Data provided START

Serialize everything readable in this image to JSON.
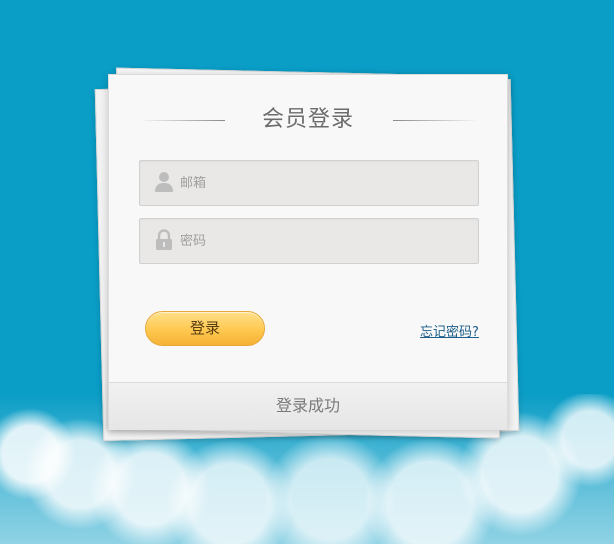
{
  "login_card": {
    "title": "会员登录",
    "email_field": {
      "value": "",
      "placeholder": "邮箱",
      "icon": "user-icon"
    },
    "password_field": {
      "value": "",
      "placeholder": "密码",
      "icon": "lock-icon"
    },
    "login_button_label": "登录",
    "forgot_password_label": "忘记密码?",
    "status_message": "登录成功"
  },
  "colors": {
    "background": "#0a9dc6",
    "card": "#f8f8f8",
    "input": "#e9e8e6",
    "button_top": "#ffe08a",
    "button_bottom": "#f5b136",
    "link": "#1d5f8a"
  }
}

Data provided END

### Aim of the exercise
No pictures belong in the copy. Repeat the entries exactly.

### Written response
Serialize everything readable in this image to JSON.
{
  "login_card": {
    "title": "会员登录",
    "email_field": {
      "value": "",
      "placeholder": "邮箱",
      "icon": "user-icon"
    },
    "password_field": {
      "value": "",
      "placeholder": "密码",
      "icon": "lock-icon"
    },
    "login_button_label": "登录",
    "forgot_password_label": "忘记密码?",
    "status_message": "登录成功"
  },
  "colors": {
    "background": "#0a9dc6",
    "card": "#f8f8f8",
    "input": "#e9e8e6",
    "button_top": "#ffe08a",
    "button_bottom": "#f5b136",
    "link": "#1d5f8a"
  }
}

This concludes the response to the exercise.